Without fail, every shift I work I come across that one person who asks, “so like, what’s your real job?”
Normally stunned into silence, the person asking slowly sips on his/her drink and looks in another direction or down at a mobile device.
Now I don’t know about you, but I don’t go around asking people who are in the midst of working what their “real job is.” I can honestly disclose, I have never once taken my trash out while the garbage person was on his/her daily route and asked him/her what his/her real job is. I have never once gone to the grocery store and asked the person bagging my groceries what his/her real job is. I’m sure you get the point. Asking a question like that is assumptive, offensive and degrading. It assumes there is no future nor validity in bartending and that working as a bartender is not a “real job.”
So what makes a job real? Is it defined by hours worked? Is it defined by money earned? Is it defined by passion, purpose and/or necessity? Or is it defined perhaps by what society defines as acceptable?
If you answered yes to any of these questions, then never, and I mean never ask your bartender what his/her real job is. Don’t assume you know someone’s schedule. Don’t assume you know their salary and don’t assume you know their motives. Instead, if you are curious about your bartender, a better approach is to ask about hobbies. Perhaps ask, “so what are some of your hobbies?” Or “what are you passionate about?” For all you know the answer might be ‘my passion is crafting cocktails and creating new recipes.’
It’s actually pretty good gig – thanks for asking.
The reality is a lot of people in the service industry make great money and really enjoy their jobs. Often times much more than those whom they serve. As a novice bartender with no experience, I was able to pay off $10,000 of credit card debt in less than six months while working at a club (and no, it wasn’t a strip club). I could still afford my NYC rent and all other associated expenses while getting rid of my debt. On average, I was making $20,000 more than other people my age in “professional positions.” In addition to that, I was working only three nights a week- namely Thursday’s, Friday’s and Saturdays.
When everyone else went out to party and celebrate the weekend I was there serving them. Every cheers, laugh and drunken match-making attempt I overheard or was part of. The only difference is at the end of the night while my patrons paid their tabs, I collected money from them. Every time a customer blurted out, “another one,” my bank account went, “cha-ching”
One reason why this question is asked is because a lot of people see the bartender job as.. volatile. I have never, in real life, seen a bartender over 35. I have seen videos of bartenders that where older, but in my country, at least (Romania), i have never seen one.
So… i guess my question is: how long can one work as a bartender, if you are a decent quality bartender?. Can this be an accessible lifetime career?
This is what most people think about when thinking about “real job” – something that can provide for the lest of your life (and children).
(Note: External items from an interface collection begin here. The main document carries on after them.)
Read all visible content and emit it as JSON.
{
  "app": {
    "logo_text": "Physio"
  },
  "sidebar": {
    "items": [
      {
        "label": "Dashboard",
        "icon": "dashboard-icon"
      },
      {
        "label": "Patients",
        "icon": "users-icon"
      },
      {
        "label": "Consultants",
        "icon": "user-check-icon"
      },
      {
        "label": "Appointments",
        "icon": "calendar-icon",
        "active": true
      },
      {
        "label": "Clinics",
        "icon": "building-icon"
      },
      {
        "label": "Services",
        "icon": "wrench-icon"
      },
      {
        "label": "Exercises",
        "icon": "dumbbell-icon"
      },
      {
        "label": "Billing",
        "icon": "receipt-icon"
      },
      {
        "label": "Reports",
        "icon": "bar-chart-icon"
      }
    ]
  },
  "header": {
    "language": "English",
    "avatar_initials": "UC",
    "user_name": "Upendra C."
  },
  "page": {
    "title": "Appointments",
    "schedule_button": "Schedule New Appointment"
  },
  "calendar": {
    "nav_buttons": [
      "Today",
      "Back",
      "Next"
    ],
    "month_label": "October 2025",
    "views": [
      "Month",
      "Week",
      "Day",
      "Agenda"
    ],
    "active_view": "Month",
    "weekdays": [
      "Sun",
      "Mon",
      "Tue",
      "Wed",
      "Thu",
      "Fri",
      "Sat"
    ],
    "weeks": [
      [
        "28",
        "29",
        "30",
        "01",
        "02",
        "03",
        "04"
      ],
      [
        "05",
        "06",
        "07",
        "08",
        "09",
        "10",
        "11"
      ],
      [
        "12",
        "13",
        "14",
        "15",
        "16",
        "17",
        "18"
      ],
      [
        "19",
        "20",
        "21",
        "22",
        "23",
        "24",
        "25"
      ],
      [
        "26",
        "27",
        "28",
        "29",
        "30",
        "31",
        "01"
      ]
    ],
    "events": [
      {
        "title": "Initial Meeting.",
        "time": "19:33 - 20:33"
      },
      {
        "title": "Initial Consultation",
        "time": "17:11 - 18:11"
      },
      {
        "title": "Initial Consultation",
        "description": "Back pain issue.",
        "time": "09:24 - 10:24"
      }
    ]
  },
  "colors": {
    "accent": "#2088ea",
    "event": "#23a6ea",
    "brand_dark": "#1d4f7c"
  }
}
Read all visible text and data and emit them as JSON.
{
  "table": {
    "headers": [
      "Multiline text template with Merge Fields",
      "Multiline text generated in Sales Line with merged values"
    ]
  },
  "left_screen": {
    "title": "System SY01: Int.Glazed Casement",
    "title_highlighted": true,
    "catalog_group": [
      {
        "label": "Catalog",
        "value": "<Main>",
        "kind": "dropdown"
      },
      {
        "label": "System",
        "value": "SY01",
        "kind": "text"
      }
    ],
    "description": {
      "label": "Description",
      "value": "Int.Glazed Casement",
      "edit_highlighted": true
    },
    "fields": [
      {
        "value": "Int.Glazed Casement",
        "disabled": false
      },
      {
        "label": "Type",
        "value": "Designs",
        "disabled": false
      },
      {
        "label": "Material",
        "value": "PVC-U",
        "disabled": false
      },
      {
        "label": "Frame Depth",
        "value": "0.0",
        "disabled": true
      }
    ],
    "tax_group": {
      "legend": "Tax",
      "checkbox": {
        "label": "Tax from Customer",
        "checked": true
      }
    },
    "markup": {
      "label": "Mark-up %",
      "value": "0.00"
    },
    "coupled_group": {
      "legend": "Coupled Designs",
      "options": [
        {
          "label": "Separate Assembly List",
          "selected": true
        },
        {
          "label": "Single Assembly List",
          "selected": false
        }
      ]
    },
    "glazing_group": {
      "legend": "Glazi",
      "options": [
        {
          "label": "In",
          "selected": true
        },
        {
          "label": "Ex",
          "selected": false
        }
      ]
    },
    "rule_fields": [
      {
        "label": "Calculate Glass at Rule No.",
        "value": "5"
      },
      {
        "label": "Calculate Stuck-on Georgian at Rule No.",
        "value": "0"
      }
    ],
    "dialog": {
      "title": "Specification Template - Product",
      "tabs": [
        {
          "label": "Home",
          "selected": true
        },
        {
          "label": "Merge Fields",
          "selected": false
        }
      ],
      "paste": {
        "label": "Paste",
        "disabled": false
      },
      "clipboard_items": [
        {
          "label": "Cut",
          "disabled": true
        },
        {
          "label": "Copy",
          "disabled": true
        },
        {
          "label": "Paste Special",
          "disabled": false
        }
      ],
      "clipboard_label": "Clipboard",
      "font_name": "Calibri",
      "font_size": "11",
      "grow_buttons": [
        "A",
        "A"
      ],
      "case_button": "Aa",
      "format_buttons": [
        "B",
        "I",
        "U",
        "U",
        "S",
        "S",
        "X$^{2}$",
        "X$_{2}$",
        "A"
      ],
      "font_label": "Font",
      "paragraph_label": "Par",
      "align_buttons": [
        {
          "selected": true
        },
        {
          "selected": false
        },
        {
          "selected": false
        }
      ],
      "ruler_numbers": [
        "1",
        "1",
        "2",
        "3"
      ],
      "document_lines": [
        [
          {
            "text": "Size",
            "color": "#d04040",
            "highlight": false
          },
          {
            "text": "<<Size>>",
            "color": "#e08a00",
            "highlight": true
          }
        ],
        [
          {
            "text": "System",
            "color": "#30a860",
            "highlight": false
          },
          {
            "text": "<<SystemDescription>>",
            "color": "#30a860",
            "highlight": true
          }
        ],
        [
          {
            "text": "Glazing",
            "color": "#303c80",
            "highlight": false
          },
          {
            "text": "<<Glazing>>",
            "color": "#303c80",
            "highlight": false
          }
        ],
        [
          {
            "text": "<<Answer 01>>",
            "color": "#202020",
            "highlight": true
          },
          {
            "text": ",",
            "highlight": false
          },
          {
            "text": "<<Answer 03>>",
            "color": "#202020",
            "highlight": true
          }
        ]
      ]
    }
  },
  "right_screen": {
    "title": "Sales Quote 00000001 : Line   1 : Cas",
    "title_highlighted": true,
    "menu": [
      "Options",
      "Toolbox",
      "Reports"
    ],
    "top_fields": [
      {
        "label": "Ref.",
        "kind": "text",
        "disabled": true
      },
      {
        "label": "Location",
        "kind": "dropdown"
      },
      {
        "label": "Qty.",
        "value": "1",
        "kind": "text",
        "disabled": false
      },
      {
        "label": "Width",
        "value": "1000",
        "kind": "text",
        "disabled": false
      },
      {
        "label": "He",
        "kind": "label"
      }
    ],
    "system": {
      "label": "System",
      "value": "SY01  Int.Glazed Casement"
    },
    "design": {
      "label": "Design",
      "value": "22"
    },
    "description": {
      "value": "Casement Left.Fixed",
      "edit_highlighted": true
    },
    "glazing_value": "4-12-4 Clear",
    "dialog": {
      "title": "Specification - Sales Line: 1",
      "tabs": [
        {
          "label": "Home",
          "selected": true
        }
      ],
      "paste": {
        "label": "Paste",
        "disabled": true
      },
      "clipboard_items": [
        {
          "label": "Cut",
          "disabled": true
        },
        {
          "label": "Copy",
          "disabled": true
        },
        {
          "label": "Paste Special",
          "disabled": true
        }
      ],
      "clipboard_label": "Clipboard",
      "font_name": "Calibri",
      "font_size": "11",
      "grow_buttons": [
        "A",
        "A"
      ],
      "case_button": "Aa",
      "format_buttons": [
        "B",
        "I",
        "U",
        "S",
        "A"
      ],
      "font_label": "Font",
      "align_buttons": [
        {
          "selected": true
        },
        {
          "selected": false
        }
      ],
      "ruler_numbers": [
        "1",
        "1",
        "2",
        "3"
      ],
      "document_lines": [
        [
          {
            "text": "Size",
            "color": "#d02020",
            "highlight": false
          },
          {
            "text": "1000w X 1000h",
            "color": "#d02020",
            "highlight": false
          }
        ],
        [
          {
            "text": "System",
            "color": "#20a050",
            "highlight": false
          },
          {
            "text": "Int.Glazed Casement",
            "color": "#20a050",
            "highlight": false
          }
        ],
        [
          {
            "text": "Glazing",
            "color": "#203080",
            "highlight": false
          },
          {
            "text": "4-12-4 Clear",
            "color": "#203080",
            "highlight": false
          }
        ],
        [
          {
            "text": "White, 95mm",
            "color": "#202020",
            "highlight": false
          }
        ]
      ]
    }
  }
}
Of course the 10% of those that start as bartenders and are of exceptional quality will have job offers for the rest of their lives. But how about the 50% (or more) that are just decent-ok-ish ? What can a 40 y/o, with family, and lacking the stamina of a 25 y/o, look forward to when the venue where he/she has worked for the last 10 years gets closed/restructured/etc ? Is the experience alone a sufficiently valuable asset when balanced against the other younger candidate (requires less pay, can work more hours, more enthusiasm – ok, the last one is debatable) ?
Please change/challenge my views.
Thank you for your thoughtful reply. I can certainly appreciate your perspective.
People worldwide bartend as a career for life. If you’re a “decent bartender” that’s fine, but what that probably means is you lack the passion to be great. Bartending is about far more than crafting cocktails- it also encompasses the art of communication which isn’t lost or deluded after a person turns 35. I used to work at a hotel venue in midtown NYC when I was 23. All of my co-workers were 39-58 and had been working there serving and bartending for years. They all made six figures a year and were unionized. All but one had children and spouses, and in several cases they were the sole supporters.
If you visit a country like France, working in hospitality is highly respected and positions outside of working in a club don’t teeter off based on age, in fact the more experience you have the more money you can demand. Ultimately, the most important thing to understand when you approach someone with a question such as, “what’s your real job?” Is you just don’t know, nor should you assume to know a person’s motives, passions and goals.
Nothing in life is guaranteed except the now. People spend their whole lives sometimes planning for a future they will never experience. It’s too common in our societies today to project ourselves into some non-existent future situation rather than to enjoy our lives where they are here and now.
Thank you for the info. Now that i think more about the example i gave (my personal experience), i realize that it must be a … local thing. One of the reasons why i never saw a bartender over 35 is that, 25 years ago, there where no bars, not to mention clubs or cocktails – because of communist regime. So probably there was no time for the population interested in bartending to actually get to that age.
Anyway, glad to hear that it’s a job that can be pursued as a career.
Appreciate your taking the time to comment, and your openness to seeing through another person’s perspective 🙂
I think it can be the same with ANY job. In general, it’s best to become a jack of many trades to always have something to fall back on